Washington, Idaho polls close, and the races are too early to call

Polls have closed in the final two states of the evening — Washington and Idaho — but the two races are too early to call, according to NBC News projections.

Polls closed in the two states at 11:00 p.m. ET. 

In Washington, 89 pledged delegates are up for grabs, while in Idaho, 20 are at stake.

NBC News Exit Poll: Biden wins white, college-educated women

Before she dropped out of the race, Elizabeth Warren counted white women with a college degree among her core blocs of support. This group represents one-fifth of all Democratic primary voters to date but made up nearly twice that portion in Warren’s camp. A key question coming into today was where that support would go.

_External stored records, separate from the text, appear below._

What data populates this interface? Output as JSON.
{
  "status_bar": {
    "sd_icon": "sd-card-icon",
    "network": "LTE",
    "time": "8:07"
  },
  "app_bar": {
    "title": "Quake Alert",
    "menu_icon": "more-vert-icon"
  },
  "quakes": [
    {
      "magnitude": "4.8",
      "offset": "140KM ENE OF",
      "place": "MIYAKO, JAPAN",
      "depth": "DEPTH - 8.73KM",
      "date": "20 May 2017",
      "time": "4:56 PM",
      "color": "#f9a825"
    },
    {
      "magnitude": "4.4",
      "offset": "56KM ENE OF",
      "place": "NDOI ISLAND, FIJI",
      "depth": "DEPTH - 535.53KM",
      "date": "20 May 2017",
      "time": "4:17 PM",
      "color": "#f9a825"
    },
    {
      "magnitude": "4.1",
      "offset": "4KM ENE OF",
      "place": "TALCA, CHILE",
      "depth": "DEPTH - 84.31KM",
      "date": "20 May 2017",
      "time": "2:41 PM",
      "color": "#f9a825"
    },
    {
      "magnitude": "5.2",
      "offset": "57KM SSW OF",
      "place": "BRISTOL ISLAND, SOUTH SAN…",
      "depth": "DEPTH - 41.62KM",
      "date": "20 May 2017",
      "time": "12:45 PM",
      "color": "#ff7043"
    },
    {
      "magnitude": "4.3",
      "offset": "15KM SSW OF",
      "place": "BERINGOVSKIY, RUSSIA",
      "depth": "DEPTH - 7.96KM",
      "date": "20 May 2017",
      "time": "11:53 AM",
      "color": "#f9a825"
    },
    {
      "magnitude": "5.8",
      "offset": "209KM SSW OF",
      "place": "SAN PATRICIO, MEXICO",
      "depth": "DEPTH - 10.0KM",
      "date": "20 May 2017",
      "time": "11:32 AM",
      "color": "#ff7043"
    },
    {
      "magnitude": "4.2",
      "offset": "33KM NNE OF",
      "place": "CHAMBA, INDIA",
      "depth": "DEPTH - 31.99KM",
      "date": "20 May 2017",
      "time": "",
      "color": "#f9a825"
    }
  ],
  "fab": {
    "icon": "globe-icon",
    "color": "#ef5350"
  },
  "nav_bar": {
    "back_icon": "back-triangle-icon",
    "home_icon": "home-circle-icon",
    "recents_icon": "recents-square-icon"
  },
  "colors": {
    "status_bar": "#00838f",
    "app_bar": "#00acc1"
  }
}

Biden appears to be the big winner among this group, going from 30 percent support among white, college-educated women in prior contests to 55 percent today, according to an NBC News Exit Poll.

Sanders also made gains with this group, but by a much smaller margin, going from 21 percent to 30 percent.

It’s worth noting that 1 in 4 white women with a college degree were supporting candidates other than Biden, Sanders and Warren in prior contests. It is likely that much of their support went to Biden after those other candidates ended their presidential campaigns.

Sanders won't speak Tuesday night

Sanders, who as of 10:30 p.m. ET had yet to win a single one of Tuesday's contests, does not plan on speaking Tuesday night, a senior aide to the Vermont senator told NBC News.

After canceling a rally in Cleveland due to the concerns over the coronavirus, Sanders flew back to Burlington, Vermont, earlier Tuesday night.

NBC News has projected Biden victories over Sanders in the Michigan, Missouri and Mississippi primaries. North Dakota’s caucuses remain too early to call and polls in Washington state and Idaho close later in the evening.

NBC News Exit Poll: State voters were looking for different candidate qualities

According to the NBC News Exit Poll, Democratic primary voters in 2020 have value two candidate qualities — the ability to bring about needed change and the ability to unite the country — when deciding how to vote.

About one third each have looked for someone who can bring about change or for someone who can unite the country. The NBC News Exit Poll finds there is a difference of opinion across the four largest states voting today as to which quality mattered the most.

Voters in Michigan and Missouri were more likely than those in Mississippi and Washington to want a change agent.

The opposite was true for wanting a uniter. The 40 percent in Michigan who were looking to bring about change was close to the high mark set in Vermont (43 percent), while Washington’s 26 percent who want change is second lowest after Colorado (19 percent). 

On the other hand, the 41 percent in Washington who want to unite the country matches the prior high set in Colorado, while Michigan’s 28 percent result on this quality comes in under the prior low set by Vermont and South Carolina (29 percent each).